Your assignment:
All entries below need to be written out exactly, but without their pictures.

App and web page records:
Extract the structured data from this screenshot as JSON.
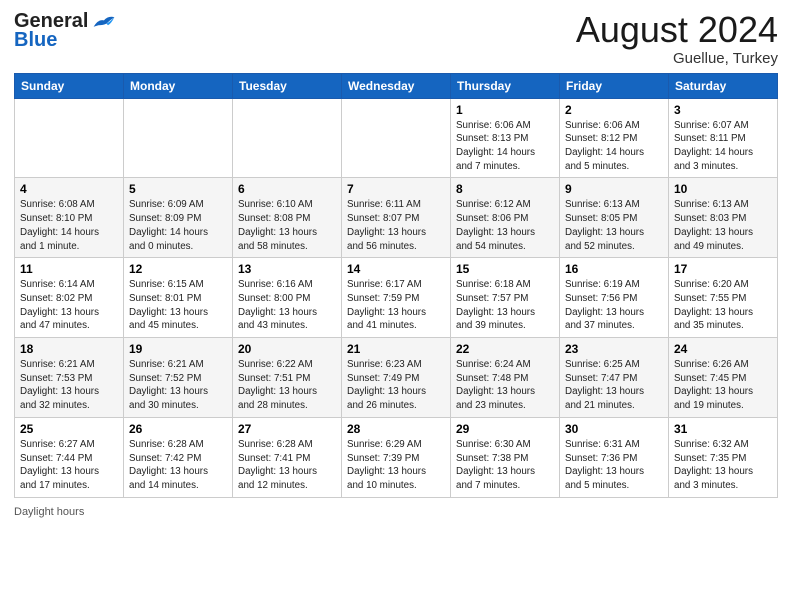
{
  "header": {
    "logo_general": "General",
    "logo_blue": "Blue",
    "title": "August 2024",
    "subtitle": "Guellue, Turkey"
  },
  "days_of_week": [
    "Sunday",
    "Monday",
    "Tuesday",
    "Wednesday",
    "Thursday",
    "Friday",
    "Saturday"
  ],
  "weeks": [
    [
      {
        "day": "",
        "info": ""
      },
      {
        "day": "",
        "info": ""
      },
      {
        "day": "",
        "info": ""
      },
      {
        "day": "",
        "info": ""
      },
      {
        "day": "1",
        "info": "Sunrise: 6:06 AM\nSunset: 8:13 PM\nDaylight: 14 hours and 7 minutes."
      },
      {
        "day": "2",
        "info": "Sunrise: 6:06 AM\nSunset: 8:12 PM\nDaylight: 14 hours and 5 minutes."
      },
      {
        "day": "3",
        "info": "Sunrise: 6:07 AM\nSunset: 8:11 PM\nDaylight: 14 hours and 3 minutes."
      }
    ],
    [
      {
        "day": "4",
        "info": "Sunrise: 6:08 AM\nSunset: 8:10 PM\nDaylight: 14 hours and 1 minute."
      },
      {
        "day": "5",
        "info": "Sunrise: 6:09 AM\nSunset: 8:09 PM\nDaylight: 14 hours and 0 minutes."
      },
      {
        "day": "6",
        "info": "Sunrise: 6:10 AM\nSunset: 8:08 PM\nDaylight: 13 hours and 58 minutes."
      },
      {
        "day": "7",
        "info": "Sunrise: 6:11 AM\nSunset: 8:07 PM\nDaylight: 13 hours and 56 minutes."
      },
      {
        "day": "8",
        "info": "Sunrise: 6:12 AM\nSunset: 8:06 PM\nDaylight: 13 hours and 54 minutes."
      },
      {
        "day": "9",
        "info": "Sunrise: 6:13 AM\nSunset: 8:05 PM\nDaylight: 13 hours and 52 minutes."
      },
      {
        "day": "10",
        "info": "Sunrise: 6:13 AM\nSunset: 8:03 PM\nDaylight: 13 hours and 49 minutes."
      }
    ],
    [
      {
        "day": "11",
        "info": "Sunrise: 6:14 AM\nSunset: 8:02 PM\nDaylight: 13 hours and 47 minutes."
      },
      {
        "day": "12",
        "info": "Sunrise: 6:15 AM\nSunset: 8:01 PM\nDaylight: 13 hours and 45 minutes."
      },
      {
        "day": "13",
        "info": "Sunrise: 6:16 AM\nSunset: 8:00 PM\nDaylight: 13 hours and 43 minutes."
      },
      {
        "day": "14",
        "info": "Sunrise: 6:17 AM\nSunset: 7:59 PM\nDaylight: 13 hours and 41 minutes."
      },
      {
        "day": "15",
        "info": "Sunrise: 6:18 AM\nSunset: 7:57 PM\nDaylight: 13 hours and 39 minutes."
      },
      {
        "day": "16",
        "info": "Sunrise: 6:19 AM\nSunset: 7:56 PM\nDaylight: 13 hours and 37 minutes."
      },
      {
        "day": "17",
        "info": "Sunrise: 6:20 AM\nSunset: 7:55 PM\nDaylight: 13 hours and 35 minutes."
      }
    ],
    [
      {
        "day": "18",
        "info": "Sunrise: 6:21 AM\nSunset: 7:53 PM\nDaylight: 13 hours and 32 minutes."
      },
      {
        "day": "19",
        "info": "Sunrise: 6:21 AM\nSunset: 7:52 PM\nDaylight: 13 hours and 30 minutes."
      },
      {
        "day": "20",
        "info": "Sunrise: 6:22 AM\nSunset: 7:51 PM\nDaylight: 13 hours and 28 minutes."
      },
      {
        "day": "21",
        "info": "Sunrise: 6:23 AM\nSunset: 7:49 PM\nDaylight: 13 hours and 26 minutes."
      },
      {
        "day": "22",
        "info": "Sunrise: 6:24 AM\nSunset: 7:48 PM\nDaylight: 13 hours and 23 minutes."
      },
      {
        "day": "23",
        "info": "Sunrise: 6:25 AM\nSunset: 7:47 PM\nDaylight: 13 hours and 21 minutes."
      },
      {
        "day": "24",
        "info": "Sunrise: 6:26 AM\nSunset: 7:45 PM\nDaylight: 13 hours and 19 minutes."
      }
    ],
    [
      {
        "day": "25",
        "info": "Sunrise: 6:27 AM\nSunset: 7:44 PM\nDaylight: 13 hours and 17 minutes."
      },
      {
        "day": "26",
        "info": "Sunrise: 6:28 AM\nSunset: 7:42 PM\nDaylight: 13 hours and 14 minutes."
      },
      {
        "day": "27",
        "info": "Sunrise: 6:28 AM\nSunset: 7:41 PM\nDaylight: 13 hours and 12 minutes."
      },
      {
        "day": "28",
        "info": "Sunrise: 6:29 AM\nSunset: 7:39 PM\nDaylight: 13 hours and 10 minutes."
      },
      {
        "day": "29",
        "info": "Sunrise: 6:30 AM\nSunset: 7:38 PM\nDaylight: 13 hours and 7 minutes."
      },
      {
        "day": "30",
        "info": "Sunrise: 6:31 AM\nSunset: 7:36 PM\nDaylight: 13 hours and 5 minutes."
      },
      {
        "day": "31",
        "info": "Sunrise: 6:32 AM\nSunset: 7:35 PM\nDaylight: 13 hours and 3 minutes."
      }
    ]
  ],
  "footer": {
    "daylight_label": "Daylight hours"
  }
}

Answer box:
Extract the structured data from this screenshot as JSON.
{
  "header": {
    "logo_general": "General",
    "logo_blue": "Blue",
    "title": "August 2024",
    "subtitle": "Guellue, Turkey"
  },
  "days_of_week": [
    "Sunday",
    "Monday",
    "Tuesday",
    "Wednesday",
    "Thursday",
    "Friday",
    "Saturday"
  ],
  "weeks": [
    [
      {
        "day": "",
        "info": ""
      },
      {
        "day": "",
        "info": ""
      },
      {
        "day": "",
        "info": ""
      },
      {
        "day": "",
        "info": ""
      },
      {
        "day": "1",
        "info": "Sunrise: 6:06 AM\nSunset: 8:13 PM\nDaylight: 14 hours and 7 minutes."
      },
      {
        "day": "2",
        "info": "Sunrise: 6:06 AM\nSunset: 8:12 PM\nDaylight: 14 hours and 5 minutes."
      },
      {
        "day": "3",
        "info": "Sunrise: 6:07 AM\nSunset: 8:11 PM\nDaylight: 14 hours and 3 minutes."
      }
    ],
    [
      {
        "day": "4",
        "info": "Sunrise: 6:08 AM\nSunset: 8:10 PM\nDaylight: 14 hours and 1 minute."
      },
      {
        "day": "5",
        "info": "Sunrise: 6:09 AM\nSunset: 8:09 PM\nDaylight: 14 hours and 0 minutes."
      },
      {
        "day": "6",
        "info": "Sunrise: 6:10 AM\nSunset: 8:08 PM\nDaylight: 13 hours and 58 minutes."
      },
      {
        "day": "7",
        "info": "Sunrise: 6:11 AM\nSunset: 8:07 PM\nDaylight: 13 hours and 56 minutes."
      },
      {
        "day": "8",
        "info": "Sunrise: 6:12 AM\nSunset: 8:06 PM\nDaylight: 13 hours and 54 minutes."
      },
      {
        "day": "9",
        "info": "Sunrise: 6:13 AM\nSunset: 8:05 PM\nDaylight: 13 hours and 52 minutes."
      },
      {
        "day": "10",
        "info": "Sunrise: 6:13 AM\nSunset: 8:03 PM\nDaylight: 13 hours and 49 minutes."
      }
    ],
    [
      {
        "day": "11",
        "info": "Sunrise: 6:14 AM\nSunset: 8:02 PM\nDaylight: 13 hours and 47 minutes."
      },
      {
        "day": "12",
        "info": "Sunrise: 6:15 AM\nSunset: 8:01 PM\nDaylight: 13 hours and 45 minutes."
      },
      {
        "day": "13",
        "info": "Sunrise: 6:16 AM\nSunset: 8:00 PM\nDaylight: 13 hours and 43 minutes."
      },
      {
        "day": "14",
        "info": "Sunrise: 6:17 AM\nSunset: 7:59 PM\nDaylight: 13 hours and 41 minutes."
      },
      {
        "day": "15",
        "info": "Sunrise: 6:18 AM\nSunset: 7:57 PM\nDaylight: 13 hours and 39 minutes."
      },
      {
        "day": "16",
        "info": "Sunrise: 6:19 AM\nSunset: 7:56 PM\nDaylight: 13 hours and 37 minutes."
      },
      {
        "day": "17",
        "info": "Sunrise: 6:20 AM\nSunset: 7:55 PM\nDaylight: 13 hours and 35 minutes."
      }
    ],
    [
      {
        "day": "18",
        "info": "Sunrise: 6:21 AM\nSunset: 7:53 PM\nDaylight: 13 hours and 32 minutes."
      },
      {
        "day": "19",
        "info": "Sunrise: 6:21 AM\nSunset: 7:52 PM\nDaylight: 13 hours and 30 minutes."
      },
      {
        "day": "20",
        "info": "Sunrise: 6:22 AM\nSunset: 7:51 PM\nDaylight: 13 hours and 28 minutes."
      },
      {
        "day": "21",
        "info": "Sunrise: 6:23 AM\nSunset: 7:49 PM\nDaylight: 13 hours and 26 minutes."
      },
      {
        "day": "22",
        "info": "Sunrise: 6:24 AM\nSunset: 7:48 PM\nDaylight: 13 hours and 23 minutes."
      },
      {
        "day": "23",
        "info": "Sunrise: 6:25 AM\nSunset: 7:47 PM\nDaylight: 13 hours and 21 minutes."
      },
      {
        "day": "24",
        "info": "Sunrise: 6:26 AM\nSunset: 7:45 PM\nDaylight: 13 hours and 19 minutes."
      }
    ],
    [
      {
        "day": "25",
        "info": "Sunrise: 6:27 AM\nSunset: 7:44 PM\nDaylight: 13 hours and 17 minutes."
      },
      {
        "day": "26",
        "info": "Sunrise: 6:28 AM\nSunset: 7:42 PM\nDaylight: 13 hours and 14 minutes."
      },
      {
        "day": "27",
        "info": "Sunrise: 6:28 AM\nSunset: 7:41 PM\nDaylight: 13 hours and 12 minutes."
      },
      {
        "day": "28",
        "info": "Sunrise: 6:29 AM\nSunset: 7:39 PM\nDaylight: 13 hours and 10 minutes."
      },
      {
        "day": "29",
        "info": "Sunrise: 6:30 AM\nSunset: 7:38 PM\nDaylight: 13 hours and 7 minutes."
      },
      {
        "day": "30",
        "info": "Sunrise: 6:31 AM\nSunset: 7:36 PM\nDaylight: 13 hours and 5 minutes."
      },
      {
        "day": "31",
        "info": "Sunrise: 6:32 AM\nSunset: 7:35 PM\nDaylight: 13 hours and 3 minutes."
      }
    ]
  ],
  "footer": {
    "daylight_label": "Daylight hours"
  }
}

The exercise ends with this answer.